<<<<

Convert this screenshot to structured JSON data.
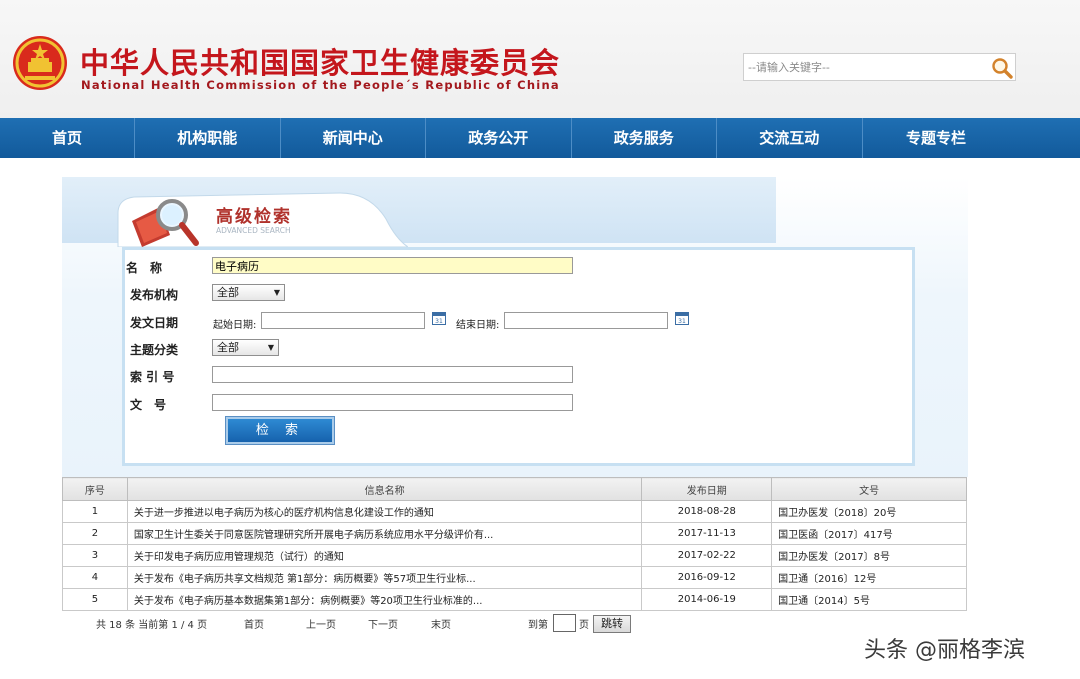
{
  "header": {
    "title": "中华人民共和国国家卫生健康委员会",
    "subtitle": "National Health Commission of the People´s Republic of China",
    "search_placeholder": "--请输入关键字--"
  },
  "nav": {
    "items": [
      "首页",
      "机构职能",
      "新闻中心",
      "政务公开",
      "政务服务",
      "交流互动",
      "专题专栏"
    ]
  },
  "panel": {
    "title": "高级检索",
    "title_en": "ADVANCED SEARCH",
    "form": {
      "name_label": "名　称",
      "name_value": "电子病历",
      "org_label": "发布机构",
      "org_value": "全部",
      "date_label": "发文日期",
      "start_label": "起始日期:",
      "end_label": "结束日期:",
      "topic_label": "主题分类",
      "topic_value": "全部",
      "index_label": "索 引 号",
      "doc_label": "文　号",
      "submit_label": "检 索"
    }
  },
  "results": {
    "headers": [
      "序号",
      "信息名称",
      "发布日期",
      "文号"
    ],
    "rows": [
      {
        "no": "1",
        "title": "关于进一步推进以电子病历为核心的医疗机构信息化建设工作的通知",
        "date": "2018-08-28",
        "doc": "国卫办医发〔2018〕20号"
      },
      {
        "no": "2",
        "title": "国家卫生计生委关于同意医院管理研究所开展电子病历系统应用水平分级评价有...",
        "date": "2017-11-13",
        "doc": "国卫医函〔2017〕417号"
      },
      {
        "no": "3",
        "title": "关于印发电子病历应用管理规范（试行）的通知",
        "date": "2017-02-22",
        "doc": "国卫办医发〔2017〕8号"
      },
      {
        "no": "4",
        "title": "关于发布《电子病历共享文档规范 第1部分：病历概要》等57项卫生行业标...",
        "date": "2016-09-12",
        "doc": "国卫通〔2016〕12号"
      },
      {
        "no": "5",
        "title": "关于发布《电子病历基本数据集第1部分：病例概要》等20项卫生行业标准的...",
        "date": "2014-06-19",
        "doc": "国卫通〔2014〕5号"
      }
    ]
  },
  "pager": {
    "summary": "共 18 条 当前第 1 / 4 页",
    "first": "首页",
    "prev": "上一页",
    "next": "下一页",
    "last": "末页",
    "goto_prefix": "到第",
    "goto_suffix": "页",
    "go_button": "跳转"
  },
  "watermark": "头条 @丽格李滨",
  "colors": {
    "brand_red": "#c4161c",
    "nav_blue": "#1a66aa"
  }
}
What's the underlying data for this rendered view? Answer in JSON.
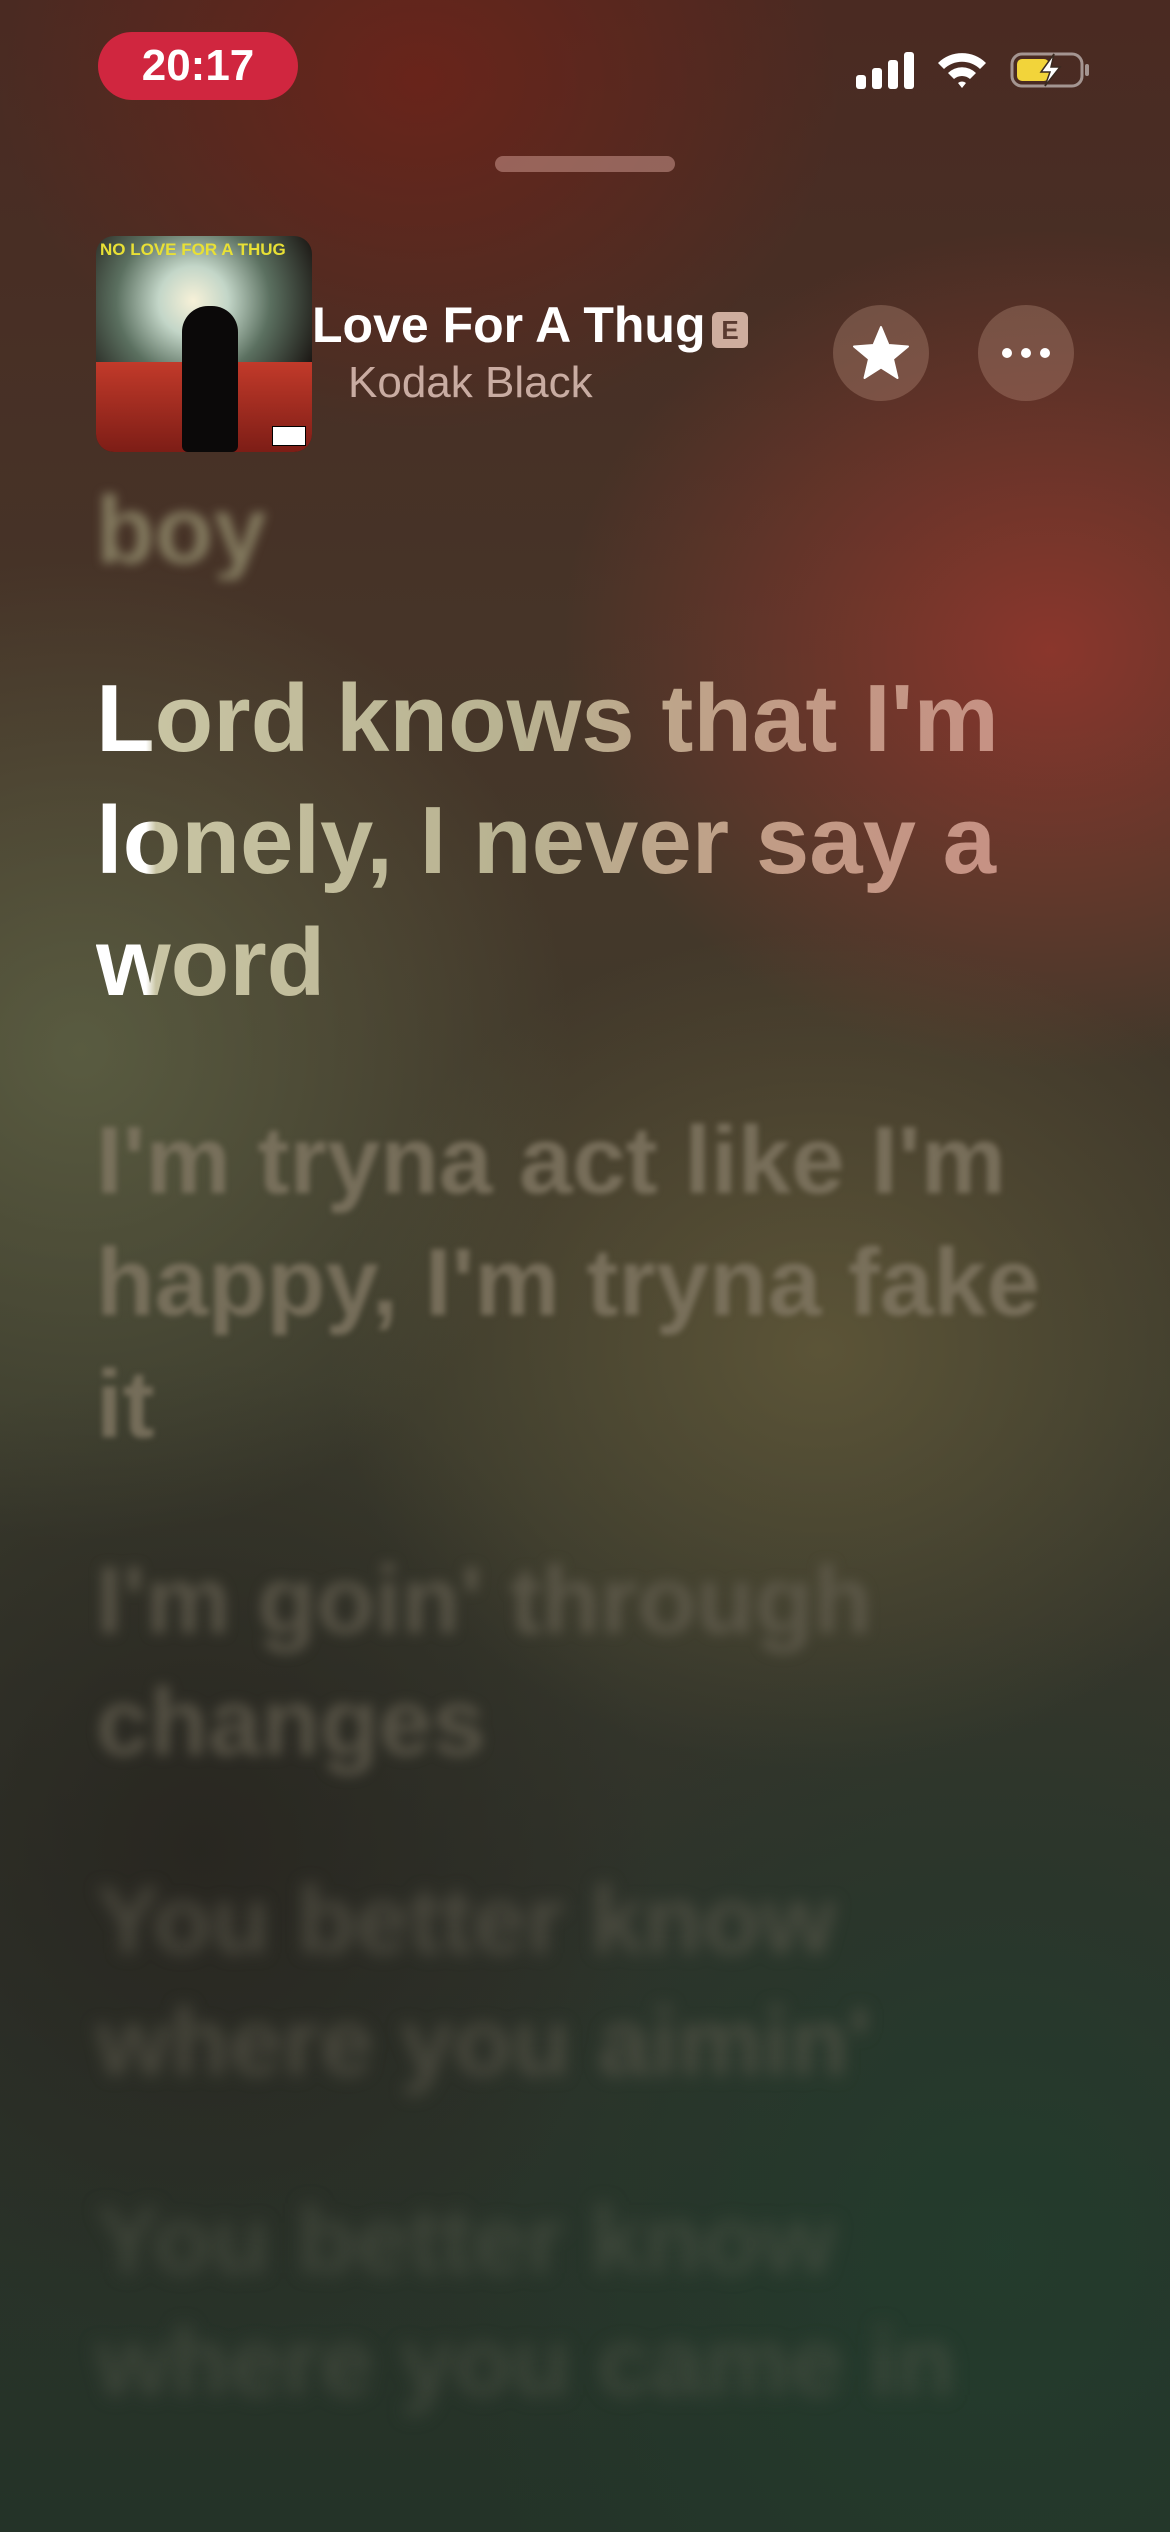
{
  "status_bar": {
    "time": "20:17",
    "time_pill_color": "#d0263f",
    "icons": [
      "cellular-signal-icon",
      "wifi-icon",
      "battery-charging-icon"
    ],
    "battery_color": "#f2d43a"
  },
  "now_playing": {
    "artwork_text": "NO LOVE FOR A THUG",
    "title": "Love For A Thug",
    "explicit_badge": "E",
    "artist": "Kodak Black",
    "favorite_icon": "star-icon",
    "more_icon": "ellipsis-icon"
  },
  "lyrics": {
    "previous": "boy",
    "current": "Lord knows that I'm lonely, I never say a word",
    "upcoming": [
      "I'm tryna act like I'm happy, I'm tryna fake it",
      "I'm goin' through changes",
      "You better know where you aimin'",
      "You better know where you came in"
    ]
  }
}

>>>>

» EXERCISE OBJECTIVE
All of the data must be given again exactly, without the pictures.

» EXERCISE ANSWER
Convert this screenshot to structured JSON data.
{
  "header": {
    "title": "中华人民共和国国家卫生健康委员会",
    "subtitle": "National Health Commission of the People´s Republic of China",
    "search_placeholder": "--请输入关键字--"
  },
  "nav": {
    "items": [
      "首页",
      "机构职能",
      "新闻中心",
      "政务公开",
      "政务服务",
      "交流互动",
      "专题专栏"
    ]
  },
  "panel": {
    "title": "高级检索",
    "title_en": "ADVANCED SEARCH",
    "form": {
      "name_label": "名　称",
      "name_value": "电子病历",
      "org_label": "发布机构",
      "org_value": "全部",
      "date_label": "发文日期",
      "start_label": "起始日期:",
      "end_label": "结束日期:",
      "topic_label": "主题分类",
      "topic_value": "全部",
      "index_label": "索 引 号",
      "doc_label": "文　号",
      "submit_label": "检 索"
    }
  },
  "results": {
    "headers": [
      "序号",
      "信息名称",
      "发布日期",
      "文号"
    ],
    "rows": [
      {
        "no": "1",
        "title": "关于进一步推进以电子病历为核心的医疗机构信息化建设工作的通知",
        "date": "2018-08-28",
        "doc": "国卫办医发〔2018〕20号"
      },
      {
        "no": "2",
        "title": "国家卫生计生委关于同意医院管理研究所开展电子病历系统应用水平分级评价有...",
        "date": "2017-11-13",
        "doc": "国卫医函〔2017〕417号"
      },
      {
        "no": "3",
        "title": "关于印发电子病历应用管理规范（试行）的通知",
        "date": "2017-02-22",
        "doc": "国卫办医发〔2017〕8号"
      },
      {
        "no": "4",
        "title": "关于发布《电子病历共享文档规范 第1部分：病历概要》等57项卫生行业标...",
        "date": "2016-09-12",
        "doc": "国卫通〔2016〕12号"
      },
      {
        "no": "5",
        "title": "关于发布《电子病历基本数据集第1部分：病例概要》等20项卫生行业标准的...",
        "date": "2014-06-19",
        "doc": "国卫通〔2014〕5号"
      }
    ]
  },
  "pager": {
    "summary": "共 18 条 当前第 1 / 4 页",
    "first": "首页",
    "prev": "上一页",
    "next": "下一页",
    "last": "末页",
    "goto_prefix": "到第",
    "goto_suffix": "页",
    "go_button": "跳转"
  },
  "watermark": "头条 @丽格李滨",
  "colors": {
    "brand_red": "#c4161c",
    "nav_blue": "#1a66aa"
  }
}
What's the underlying data for this rendered view? Answer in JSON.
{
  "status_bar": {
    "time": "20:17",
    "time_pill_color": "#d0263f",
    "icons": [
      "cellular-signal-icon",
      "wifi-icon",
      "battery-charging-icon"
    ],
    "battery_color": "#f2d43a"
  },
  "now_playing": {
    "artwork_text": "NO LOVE FOR A THUG",
    "title": "Love For A Thug",
    "explicit_badge": "E",
    "artist": "Kodak Black",
    "favorite_icon": "star-icon",
    "more_icon": "ellipsis-icon"
  },
  "lyrics": {
    "previous": "boy",
    "current": "Lord knows that I'm lonely, I never say a word",
    "upcoming": [
      "I'm tryna act like I'm happy, I'm tryna fake it",
      "I'm goin' through changes",
      "You better know where you aimin'",
      "You better know where you came in"
    ]
  }
}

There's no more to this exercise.